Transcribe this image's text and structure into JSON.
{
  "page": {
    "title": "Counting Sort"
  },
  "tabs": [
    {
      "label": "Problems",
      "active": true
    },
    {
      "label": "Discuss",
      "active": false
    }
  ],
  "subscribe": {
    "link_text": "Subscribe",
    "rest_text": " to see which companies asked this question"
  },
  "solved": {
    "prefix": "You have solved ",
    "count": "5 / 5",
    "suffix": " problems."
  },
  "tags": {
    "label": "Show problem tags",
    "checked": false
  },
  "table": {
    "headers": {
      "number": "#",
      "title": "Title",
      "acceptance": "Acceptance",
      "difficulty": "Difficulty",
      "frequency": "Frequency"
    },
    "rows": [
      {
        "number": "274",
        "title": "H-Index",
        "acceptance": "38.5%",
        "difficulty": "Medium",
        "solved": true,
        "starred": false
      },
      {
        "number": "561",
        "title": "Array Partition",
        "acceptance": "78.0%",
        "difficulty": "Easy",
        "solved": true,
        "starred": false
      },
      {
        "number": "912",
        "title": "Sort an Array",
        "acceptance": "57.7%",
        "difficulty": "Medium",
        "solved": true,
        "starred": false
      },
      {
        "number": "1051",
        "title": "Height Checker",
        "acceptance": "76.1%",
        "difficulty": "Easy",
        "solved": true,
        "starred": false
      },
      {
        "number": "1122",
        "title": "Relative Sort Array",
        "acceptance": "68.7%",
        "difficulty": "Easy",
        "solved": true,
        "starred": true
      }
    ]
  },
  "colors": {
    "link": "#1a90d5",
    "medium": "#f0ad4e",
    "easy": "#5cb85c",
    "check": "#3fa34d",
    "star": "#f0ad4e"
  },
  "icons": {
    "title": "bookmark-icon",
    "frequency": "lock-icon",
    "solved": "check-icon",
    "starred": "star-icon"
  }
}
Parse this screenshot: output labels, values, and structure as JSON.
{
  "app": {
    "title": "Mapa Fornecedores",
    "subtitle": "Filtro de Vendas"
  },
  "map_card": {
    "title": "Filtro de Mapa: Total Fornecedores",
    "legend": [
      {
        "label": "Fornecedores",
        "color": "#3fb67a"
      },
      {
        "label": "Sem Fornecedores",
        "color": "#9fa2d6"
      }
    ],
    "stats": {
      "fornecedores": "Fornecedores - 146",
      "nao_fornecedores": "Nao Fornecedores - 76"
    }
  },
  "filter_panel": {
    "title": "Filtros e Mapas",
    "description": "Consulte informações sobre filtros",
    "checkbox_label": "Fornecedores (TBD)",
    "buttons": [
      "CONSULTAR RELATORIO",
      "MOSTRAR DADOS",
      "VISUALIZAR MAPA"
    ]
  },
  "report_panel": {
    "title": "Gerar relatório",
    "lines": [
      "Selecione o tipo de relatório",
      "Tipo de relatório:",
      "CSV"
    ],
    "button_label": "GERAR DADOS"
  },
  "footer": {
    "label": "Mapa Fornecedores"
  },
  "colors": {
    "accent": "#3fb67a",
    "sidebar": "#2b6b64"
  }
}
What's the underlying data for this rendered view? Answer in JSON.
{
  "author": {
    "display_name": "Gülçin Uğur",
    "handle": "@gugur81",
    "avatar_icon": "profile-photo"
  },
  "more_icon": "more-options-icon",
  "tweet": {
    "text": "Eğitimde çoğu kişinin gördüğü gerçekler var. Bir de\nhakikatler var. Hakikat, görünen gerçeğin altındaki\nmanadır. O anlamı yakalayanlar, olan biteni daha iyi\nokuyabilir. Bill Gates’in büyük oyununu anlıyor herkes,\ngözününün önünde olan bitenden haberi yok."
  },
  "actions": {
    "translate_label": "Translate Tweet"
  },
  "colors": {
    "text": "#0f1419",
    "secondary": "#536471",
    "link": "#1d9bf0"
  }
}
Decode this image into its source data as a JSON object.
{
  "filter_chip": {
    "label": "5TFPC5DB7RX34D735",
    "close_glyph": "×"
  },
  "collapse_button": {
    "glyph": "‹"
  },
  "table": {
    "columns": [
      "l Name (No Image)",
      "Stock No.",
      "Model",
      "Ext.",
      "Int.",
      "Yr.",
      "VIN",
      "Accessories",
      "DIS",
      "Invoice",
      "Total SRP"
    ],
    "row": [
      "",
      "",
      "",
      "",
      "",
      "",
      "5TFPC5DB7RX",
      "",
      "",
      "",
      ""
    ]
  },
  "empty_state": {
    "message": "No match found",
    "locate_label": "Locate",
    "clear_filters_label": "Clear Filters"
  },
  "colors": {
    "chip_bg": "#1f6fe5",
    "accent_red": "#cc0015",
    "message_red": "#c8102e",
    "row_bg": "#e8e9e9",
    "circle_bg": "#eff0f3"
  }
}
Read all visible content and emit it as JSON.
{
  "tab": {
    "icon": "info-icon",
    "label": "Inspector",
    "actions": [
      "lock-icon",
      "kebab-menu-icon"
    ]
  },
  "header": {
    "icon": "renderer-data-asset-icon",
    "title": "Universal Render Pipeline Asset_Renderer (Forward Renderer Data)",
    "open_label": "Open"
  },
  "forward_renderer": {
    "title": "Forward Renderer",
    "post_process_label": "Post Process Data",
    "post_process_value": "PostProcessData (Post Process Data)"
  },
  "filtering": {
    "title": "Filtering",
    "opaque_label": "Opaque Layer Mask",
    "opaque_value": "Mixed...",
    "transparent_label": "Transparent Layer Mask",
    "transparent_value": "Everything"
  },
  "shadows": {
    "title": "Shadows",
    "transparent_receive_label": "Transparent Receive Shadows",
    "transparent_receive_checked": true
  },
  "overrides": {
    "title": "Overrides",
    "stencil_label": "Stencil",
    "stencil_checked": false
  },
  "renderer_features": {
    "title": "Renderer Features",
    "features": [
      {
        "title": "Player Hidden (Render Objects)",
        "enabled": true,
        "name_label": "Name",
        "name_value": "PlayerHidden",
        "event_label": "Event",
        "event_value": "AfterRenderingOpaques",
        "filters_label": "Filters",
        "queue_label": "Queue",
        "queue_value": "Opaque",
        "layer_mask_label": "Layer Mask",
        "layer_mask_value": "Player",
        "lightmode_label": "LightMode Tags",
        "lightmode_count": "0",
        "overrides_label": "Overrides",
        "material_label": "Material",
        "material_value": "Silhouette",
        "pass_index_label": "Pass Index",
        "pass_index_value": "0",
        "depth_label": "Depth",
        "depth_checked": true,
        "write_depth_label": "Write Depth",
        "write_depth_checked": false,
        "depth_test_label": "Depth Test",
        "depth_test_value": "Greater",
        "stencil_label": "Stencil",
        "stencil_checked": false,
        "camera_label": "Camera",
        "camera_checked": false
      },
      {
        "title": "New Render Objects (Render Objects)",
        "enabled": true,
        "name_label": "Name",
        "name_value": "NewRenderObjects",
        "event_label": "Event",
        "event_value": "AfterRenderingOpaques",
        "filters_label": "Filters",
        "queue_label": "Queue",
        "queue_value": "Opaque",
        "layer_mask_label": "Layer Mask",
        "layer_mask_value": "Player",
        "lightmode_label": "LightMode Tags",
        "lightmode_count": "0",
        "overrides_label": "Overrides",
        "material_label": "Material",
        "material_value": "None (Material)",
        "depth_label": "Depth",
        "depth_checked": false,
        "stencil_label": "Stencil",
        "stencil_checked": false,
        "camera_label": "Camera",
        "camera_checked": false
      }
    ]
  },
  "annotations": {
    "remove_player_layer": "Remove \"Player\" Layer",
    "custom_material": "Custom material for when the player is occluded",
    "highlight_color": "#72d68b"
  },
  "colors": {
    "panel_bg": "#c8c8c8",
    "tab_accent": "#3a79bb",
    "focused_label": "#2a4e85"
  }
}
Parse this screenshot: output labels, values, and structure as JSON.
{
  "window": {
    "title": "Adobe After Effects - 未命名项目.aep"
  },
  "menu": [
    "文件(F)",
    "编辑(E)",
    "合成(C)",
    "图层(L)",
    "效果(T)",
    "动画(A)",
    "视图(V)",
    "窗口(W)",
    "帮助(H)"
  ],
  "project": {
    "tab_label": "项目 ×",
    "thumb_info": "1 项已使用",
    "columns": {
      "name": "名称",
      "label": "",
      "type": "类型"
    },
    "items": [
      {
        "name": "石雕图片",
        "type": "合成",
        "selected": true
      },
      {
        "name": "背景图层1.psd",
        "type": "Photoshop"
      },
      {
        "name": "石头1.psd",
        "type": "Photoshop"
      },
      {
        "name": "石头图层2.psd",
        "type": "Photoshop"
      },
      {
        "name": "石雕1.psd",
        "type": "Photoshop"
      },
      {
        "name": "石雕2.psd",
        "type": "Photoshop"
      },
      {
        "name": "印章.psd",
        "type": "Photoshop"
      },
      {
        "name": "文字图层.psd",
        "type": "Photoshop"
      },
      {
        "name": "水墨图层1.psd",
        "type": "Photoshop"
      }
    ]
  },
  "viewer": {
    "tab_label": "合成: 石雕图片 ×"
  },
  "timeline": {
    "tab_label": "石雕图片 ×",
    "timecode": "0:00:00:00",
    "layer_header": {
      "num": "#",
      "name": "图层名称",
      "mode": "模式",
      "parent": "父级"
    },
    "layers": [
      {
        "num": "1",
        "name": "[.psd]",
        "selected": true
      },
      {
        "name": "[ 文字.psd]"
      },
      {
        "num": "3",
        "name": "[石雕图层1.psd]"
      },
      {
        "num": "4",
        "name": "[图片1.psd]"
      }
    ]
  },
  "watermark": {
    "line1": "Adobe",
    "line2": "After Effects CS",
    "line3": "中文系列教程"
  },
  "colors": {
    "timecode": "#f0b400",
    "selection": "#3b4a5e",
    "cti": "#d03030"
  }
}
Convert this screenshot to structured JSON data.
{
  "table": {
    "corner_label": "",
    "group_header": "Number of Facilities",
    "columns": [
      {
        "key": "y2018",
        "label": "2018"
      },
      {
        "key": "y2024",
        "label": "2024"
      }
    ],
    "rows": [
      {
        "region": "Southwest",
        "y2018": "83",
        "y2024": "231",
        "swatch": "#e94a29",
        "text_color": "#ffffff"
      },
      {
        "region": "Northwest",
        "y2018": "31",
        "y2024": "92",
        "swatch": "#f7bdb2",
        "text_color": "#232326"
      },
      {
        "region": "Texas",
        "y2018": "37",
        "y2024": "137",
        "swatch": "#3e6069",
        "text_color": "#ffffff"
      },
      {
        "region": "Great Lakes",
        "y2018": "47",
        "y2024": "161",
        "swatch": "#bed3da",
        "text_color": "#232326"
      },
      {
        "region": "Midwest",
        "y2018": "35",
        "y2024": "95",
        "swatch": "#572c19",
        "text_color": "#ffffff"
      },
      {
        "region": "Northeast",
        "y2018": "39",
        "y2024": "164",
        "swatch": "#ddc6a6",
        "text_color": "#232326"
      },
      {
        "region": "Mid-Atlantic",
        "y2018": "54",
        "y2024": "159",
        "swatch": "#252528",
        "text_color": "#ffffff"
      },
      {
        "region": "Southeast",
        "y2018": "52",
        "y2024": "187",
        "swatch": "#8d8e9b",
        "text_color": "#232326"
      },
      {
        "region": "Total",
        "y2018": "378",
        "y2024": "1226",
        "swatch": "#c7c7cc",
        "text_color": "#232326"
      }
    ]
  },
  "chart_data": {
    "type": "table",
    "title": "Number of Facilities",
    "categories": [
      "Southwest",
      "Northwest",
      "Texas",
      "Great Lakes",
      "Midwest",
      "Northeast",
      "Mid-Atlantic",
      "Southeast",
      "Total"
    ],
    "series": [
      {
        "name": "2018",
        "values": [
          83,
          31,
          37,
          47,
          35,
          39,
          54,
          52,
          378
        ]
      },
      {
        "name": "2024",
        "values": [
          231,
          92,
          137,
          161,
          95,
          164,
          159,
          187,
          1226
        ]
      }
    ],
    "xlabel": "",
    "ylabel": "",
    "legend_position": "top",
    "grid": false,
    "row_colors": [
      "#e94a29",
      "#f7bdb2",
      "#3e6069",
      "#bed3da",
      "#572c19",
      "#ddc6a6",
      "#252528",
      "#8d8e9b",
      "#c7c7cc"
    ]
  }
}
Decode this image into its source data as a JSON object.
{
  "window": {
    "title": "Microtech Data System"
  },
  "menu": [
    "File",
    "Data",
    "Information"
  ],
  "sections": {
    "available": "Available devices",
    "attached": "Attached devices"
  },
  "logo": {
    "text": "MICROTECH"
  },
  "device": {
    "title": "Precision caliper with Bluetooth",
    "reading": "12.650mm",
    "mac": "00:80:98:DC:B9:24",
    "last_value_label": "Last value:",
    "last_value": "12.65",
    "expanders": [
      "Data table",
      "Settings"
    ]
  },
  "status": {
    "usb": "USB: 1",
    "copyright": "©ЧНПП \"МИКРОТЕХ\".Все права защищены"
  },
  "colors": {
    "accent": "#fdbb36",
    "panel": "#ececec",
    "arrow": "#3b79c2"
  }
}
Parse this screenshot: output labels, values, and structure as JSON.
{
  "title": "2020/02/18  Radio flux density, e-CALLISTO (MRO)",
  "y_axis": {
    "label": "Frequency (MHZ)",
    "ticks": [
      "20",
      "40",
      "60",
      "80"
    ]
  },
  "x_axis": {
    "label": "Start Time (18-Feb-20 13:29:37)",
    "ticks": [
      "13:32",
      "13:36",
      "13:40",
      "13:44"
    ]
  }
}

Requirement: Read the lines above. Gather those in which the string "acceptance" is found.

Exercise response:
      "acceptance": "Acceptance",
        "acceptance": "38.5%",
        "acceptance": "78.0%",
        "acceptance": "57.7%",
        "acceptance": "76.1%",
        "acceptance": "68.7%",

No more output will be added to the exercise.